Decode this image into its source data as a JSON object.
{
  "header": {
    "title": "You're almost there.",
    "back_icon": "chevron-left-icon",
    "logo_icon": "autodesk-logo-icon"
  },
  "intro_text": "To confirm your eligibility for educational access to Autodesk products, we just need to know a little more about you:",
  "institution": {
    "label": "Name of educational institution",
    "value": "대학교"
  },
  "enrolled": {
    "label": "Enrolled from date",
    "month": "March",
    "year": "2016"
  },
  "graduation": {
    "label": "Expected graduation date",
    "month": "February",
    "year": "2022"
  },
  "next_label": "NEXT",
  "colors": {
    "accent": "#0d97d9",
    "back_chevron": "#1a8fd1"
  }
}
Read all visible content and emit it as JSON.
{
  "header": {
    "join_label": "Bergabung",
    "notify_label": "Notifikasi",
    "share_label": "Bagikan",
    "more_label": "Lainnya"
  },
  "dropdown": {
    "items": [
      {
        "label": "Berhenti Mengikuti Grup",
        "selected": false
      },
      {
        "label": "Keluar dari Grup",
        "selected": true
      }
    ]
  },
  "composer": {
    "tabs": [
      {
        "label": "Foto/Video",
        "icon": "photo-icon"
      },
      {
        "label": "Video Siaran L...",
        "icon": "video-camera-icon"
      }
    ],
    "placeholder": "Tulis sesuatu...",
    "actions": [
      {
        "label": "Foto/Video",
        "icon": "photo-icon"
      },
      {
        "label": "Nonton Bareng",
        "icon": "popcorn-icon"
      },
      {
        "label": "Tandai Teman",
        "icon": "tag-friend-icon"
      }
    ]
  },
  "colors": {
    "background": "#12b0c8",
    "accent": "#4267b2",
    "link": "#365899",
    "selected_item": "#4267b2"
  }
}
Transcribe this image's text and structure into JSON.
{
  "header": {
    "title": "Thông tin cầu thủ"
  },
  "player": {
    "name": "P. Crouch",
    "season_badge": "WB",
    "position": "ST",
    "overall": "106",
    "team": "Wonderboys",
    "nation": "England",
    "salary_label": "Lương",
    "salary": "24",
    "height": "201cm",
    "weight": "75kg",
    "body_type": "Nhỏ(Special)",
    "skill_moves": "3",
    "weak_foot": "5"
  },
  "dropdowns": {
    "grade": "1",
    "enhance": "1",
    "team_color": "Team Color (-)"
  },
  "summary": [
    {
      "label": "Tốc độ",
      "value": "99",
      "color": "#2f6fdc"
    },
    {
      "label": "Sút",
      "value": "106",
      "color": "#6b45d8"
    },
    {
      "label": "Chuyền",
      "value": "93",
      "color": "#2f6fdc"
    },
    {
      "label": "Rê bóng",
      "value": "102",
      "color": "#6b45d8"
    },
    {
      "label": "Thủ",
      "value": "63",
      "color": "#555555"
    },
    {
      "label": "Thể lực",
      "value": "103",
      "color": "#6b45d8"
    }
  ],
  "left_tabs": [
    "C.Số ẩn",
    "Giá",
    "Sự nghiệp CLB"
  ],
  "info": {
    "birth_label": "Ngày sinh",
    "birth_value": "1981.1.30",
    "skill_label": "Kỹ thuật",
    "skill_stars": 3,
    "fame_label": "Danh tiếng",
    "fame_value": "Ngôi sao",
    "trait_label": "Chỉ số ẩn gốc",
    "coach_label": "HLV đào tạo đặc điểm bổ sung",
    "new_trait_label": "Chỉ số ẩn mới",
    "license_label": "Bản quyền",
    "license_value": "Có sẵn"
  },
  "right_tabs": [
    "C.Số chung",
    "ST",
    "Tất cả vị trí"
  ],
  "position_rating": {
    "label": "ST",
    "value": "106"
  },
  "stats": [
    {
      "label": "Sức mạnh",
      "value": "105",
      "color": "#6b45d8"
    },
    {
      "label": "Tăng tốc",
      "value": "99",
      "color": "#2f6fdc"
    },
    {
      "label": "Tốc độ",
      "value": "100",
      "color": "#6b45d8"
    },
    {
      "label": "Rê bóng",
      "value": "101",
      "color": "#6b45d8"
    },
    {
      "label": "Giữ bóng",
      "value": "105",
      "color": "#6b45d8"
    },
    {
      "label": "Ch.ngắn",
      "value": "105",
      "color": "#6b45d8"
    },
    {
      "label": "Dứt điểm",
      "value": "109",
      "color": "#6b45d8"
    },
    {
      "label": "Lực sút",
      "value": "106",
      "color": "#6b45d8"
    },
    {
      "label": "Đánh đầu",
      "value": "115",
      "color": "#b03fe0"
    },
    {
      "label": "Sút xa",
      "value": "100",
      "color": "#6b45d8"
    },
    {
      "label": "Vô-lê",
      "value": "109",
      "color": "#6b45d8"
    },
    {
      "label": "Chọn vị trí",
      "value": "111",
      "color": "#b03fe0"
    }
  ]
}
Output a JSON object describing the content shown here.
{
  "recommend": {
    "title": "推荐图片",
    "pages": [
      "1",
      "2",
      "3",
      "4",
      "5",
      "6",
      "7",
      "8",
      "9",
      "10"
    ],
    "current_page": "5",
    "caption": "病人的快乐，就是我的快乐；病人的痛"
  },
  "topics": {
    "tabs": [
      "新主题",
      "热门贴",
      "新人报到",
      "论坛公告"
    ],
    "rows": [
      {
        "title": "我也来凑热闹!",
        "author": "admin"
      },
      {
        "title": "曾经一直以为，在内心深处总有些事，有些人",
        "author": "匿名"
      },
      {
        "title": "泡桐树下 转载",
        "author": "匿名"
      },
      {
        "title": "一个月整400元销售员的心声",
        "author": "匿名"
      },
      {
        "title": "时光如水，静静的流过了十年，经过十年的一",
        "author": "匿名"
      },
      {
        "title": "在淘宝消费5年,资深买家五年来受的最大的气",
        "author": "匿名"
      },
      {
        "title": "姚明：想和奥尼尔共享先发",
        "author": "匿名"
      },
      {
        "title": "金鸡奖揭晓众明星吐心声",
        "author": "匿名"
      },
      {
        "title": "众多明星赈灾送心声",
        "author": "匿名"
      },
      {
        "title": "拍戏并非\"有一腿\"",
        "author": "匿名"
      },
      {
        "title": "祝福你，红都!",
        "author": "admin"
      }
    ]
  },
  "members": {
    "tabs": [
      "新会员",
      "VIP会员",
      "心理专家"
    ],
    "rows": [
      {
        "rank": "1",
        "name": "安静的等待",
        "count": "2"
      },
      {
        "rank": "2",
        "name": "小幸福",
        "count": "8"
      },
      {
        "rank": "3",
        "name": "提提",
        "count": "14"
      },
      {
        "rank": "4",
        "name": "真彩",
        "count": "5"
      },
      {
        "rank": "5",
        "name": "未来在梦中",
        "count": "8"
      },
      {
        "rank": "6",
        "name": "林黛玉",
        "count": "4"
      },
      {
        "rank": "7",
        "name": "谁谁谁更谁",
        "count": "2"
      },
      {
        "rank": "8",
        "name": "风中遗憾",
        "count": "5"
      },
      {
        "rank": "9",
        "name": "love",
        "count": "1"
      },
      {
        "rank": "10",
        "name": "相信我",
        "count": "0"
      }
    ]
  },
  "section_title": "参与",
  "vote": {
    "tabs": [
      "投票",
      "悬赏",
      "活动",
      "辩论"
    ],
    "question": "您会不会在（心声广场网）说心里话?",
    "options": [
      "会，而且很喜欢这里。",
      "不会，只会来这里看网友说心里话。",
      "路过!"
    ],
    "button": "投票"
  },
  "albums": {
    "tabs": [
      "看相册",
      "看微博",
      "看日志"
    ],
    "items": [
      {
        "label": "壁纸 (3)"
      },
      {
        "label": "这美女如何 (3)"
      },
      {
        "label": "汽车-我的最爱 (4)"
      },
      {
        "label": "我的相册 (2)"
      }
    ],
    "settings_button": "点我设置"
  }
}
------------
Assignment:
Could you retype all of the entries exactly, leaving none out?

Exercise solution:
Decode this image into its source data as a JSON object.
{
  "header": {
    "title": "You're almost there.",
    "back_icon": "chevron-left-icon",
    "logo_icon": "autodesk-logo-icon"
  },
  "intro_text": "To confirm your eligibility for educational access to Autodesk products, we just need to know a little more about you:",
  "institution": {
    "label": "Name of educational institution",
    "value": "대학교"
  },
  "enrolled": {
    "label": "Enrolled from date",
    "month": "March",
    "year": "2016"
  },
  "graduation": {
    "label": "Expected graduation date",
    "month": "February",
    "year": "2022"
  },
  "next_label": "NEXT",
  "colors": {
    "accent": "#0d97d9",
    "back_chevron": "#1a8fd1"
  }
}
Read all visible content and emit it as JSON.
{
  "header": {
    "join_label": "Bergabung",
    "notify_label": "Notifikasi",
    "share_label": "Bagikan",
    "more_label": "Lainnya"
  },
  "dropdown": {
    "items": [
      {
        "label": "Berhenti Mengikuti Grup",
        "selected": false
      },
      {
        "label": "Keluar dari Grup",
        "selected": true
      }
    ]
  },
  "composer": {
    "tabs": [
      {
        "label": "Foto/Video",
        "icon": "photo-icon"
      },
      {
        "label": "Video Siaran L...",
        "icon": "video-camera-icon"
      }
    ],
    "placeholder": "Tulis sesuatu...",
    "actions": [
      {
        "label": "Foto/Video",
        "icon": "photo-icon"
      },
      {
        "label": "Nonton Bareng",
        "icon": "popcorn-icon"
      },
      {
        "label": "Tandai Teman",
        "icon": "tag-friend-icon"
      }
    ]
  },
  "colors": {
    "background": "#12b0c8",
    "accent": "#4267b2",
    "link": "#365899",
    "selected_item": "#4267b2"
  }
}
Transcribe this image's text and structure into JSON.
{
  "header": {
    "title": "Thông tin cầu thủ"
  },
  "player": {
    "name": "P. Crouch",
    "season_badge": "WB",
    "position": "ST",
    "overall": "106",
    "team": "Wonderboys",
    "nation": "England",
    "salary_label": "Lương",
    "salary": "24",
    "height": "201cm",
    "weight": "75kg",
    "body_type": "Nhỏ(Special)",
    "skill_moves": "3",
    "weak_foot": "5"
  },
  "dropdowns": {
    "grade": "1",
    "enhance": "1",
    "team_color": "Team Color (-)"
  },
  "summary": [
    {
      "label": "Tốc độ",
      "value": "99",
      "color": "#2f6fdc"
    },
    {
      "label": "Sút",
      "value": "106",
      "color": "#6b45d8"
    },
    {
      "label": "Chuyền",
      "value": "93",
      "color": "#2f6fdc"
    },
    {
      "label": "Rê bóng",
      "value": "102",
      "color": "#6b45d8"
    },
    {
      "label": "Thủ",
      "value": "63",
      "color": "#555555"
    },
    {
      "label": "Thể lực",
      "value": "103",
      "color": "#6b45d8"
    }
  ],
  "left_tabs": [
    "C.Số ẩn",
    "Giá",
    "Sự nghiệp CLB"
  ],
  "info": {
    "birth_label": "Ngày sinh",
    "birth_value": "1981.1.30",
    "skill_label": "Kỹ thuật",
    "skill_stars": 3,
    "fame_label": "Danh tiếng",
    "fame_value": "Ngôi sao",
    "trait_label": "Chỉ số ẩn gốc",
    "coach_label": "HLV đào tạo đặc điểm bổ sung",
    "new_trait_label": "Chỉ số ẩn mới",
    "license_label": "Bản quyền",
    "license_value": "Có sẵn"
  },
  "right_tabs": [
    "C.Số chung",
    "ST",
    "Tất cả vị trí"
  ],
  "position_rating": {
    "label": "ST",
    "value": "106"
  },
  "stats": [
    {
      "label": "Sức mạnh",
      "value": "105",
      "color": "#6b45d8"
    },
    {
      "label": "Tăng tốc",
      "value": "99",
      "color": "#2f6fdc"
    },
    {
      "label": "Tốc độ",
      "value": "100",
      "color": "#6b45d8"
    },
    {
      "label": "Rê bóng",
      "value": "101",
      "color": "#6b45d8"
    },
    {
      "label": "Giữ bóng",
      "value": "105",
      "color": "#6b45d8"
    },
    {
      "label": "Ch.ngắn",
      "value": "105",
      "color": "#6b45d8"
    },
    {
      "label": "Dứt điểm",
      "value": "109",
      "color": "#6b45d8"
    },
    {
      "label": "Lực sút",
      "value": "106",
      "color": "#6b45d8"
    },
    {
      "label": "Đánh đầu",
      "value": "115",
      "color": "#b03fe0"
    },
    {
      "label": "Sút xa",
      "value": "100",
      "color": "#6b45d8"
    },
    {
      "label": "Vô-lê",
      "value": "109",
      "color": "#6b45d8"
    },
    {
      "label": "Chọn vị trí",
      "value": "111",
      "color": "#b03fe0"
    }
  ]
}
Output a JSON object describing the content shown here.
{
  "recommend": {
    "title": "推荐图片",
    "pages": [
      "1",
      "2",
      "3",
      "4",
      "5",
      "6",
      "7",
      "8",
      "9",
      "10"
    ],
    "current_page": "5",
    "caption": "病人的快乐，就是我的快乐；病人的痛"
  },
  "topics": {
    "tabs": [
      "新主题",
      "热门贴",
      "新人报到",
      "论坛公告"
    ],
    "rows": [
      {
        "title": "我也来凑热闹!",
        "author": "admin"
      },
      {
        "title": "曾经一直以为，在内心深处总有些事，有些人",
        "author": "匿名"
      },
      {
        "title": "泡桐树下 转载",
        "author": "匿名"
      },
      {
        "title": "一个月整400元销售员的心声",
        "author": "匿名"
      },
      {
        "title": "时光如水，静静的流过了十年，经过十年的一",
        "author": "匿名"
      },
      {
        "title": "在淘宝消费5年,资深买家五年来受的最大的气",
        "author": "匿名"
      },
      {
        "title": "姚明：想和奥尼尔共享先发",
        "author": "匿名"
      },
      {
        "title": "金鸡奖揭晓众明星吐心声",
        "author": "匿名"
      },
      {
        "title": "众多明星赈灾送心声",
        "author": "匿名"
      },
      {
        "title": "拍戏并非\"有一腿\"",
        "author": "匿名"
      },
      {
        "title": "祝福你，红都!",
        "author": "admin"
      }
    ]
  },
  "members": {
    "tabs": [
      "新会员",
      "VIP会员",
      "心理专家"
    ],
    "rows": [
      {
        "rank": "1",
        "name": "安静的等待",
        "count": "2"
      },
      {
        "rank": "2",
        "name": "小幸福",
        "count": "8"
      },
      {
        "rank": "3",
        "name": "提提",
        "count": "14"
      },
      {
        "rank": "4",
        "name": "真彩",
        "count": "5"
      },
      {
        "rank": "5",
        "name": "未来在梦中",
        "count": "8"
      },
      {
        "rank": "6",
        "name": "林黛玉",
        "count": "4"
      },
      {
        "rank": "7",
        "name": "谁谁谁更谁",
        "count": "2"
      },
      {
        "rank": "8",
        "name": "风中遗憾",
        "count": "5"
      },
      {
        "rank": "9",
        "name": "love",
        "count": "1"
      },
      {
        "rank": "10",
        "name": "相信我",
        "count": "0"
      }
    ]
  },
  "section_title": "参与",
  "vote": {
    "tabs": [
      "投票",
      "悬赏",
      "活动",
      "辩论"
    ],
    "question": "您会不会在（心声广场网）说心里话?",
    "options": [
      "会，而且很喜欢这里。",
      "不会，只会来这里看网友说心里话。",
      "路过!"
    ],
    "button": "投票"
  },
  "albums": {
    "tabs": [
      "看相册",
      "看微博",
      "看日志"
    ],
    "items": [
      {
        "label": "壁纸 (3)"
      },
      {
        "label": "这美女如何 (3)"
      },
      {
        "label": "汽车-我的最爱 (4)"
      },
      {
        "label": "我的相册 (2)"
      }
    ],
    "settings_button": "点我设置"
  }
}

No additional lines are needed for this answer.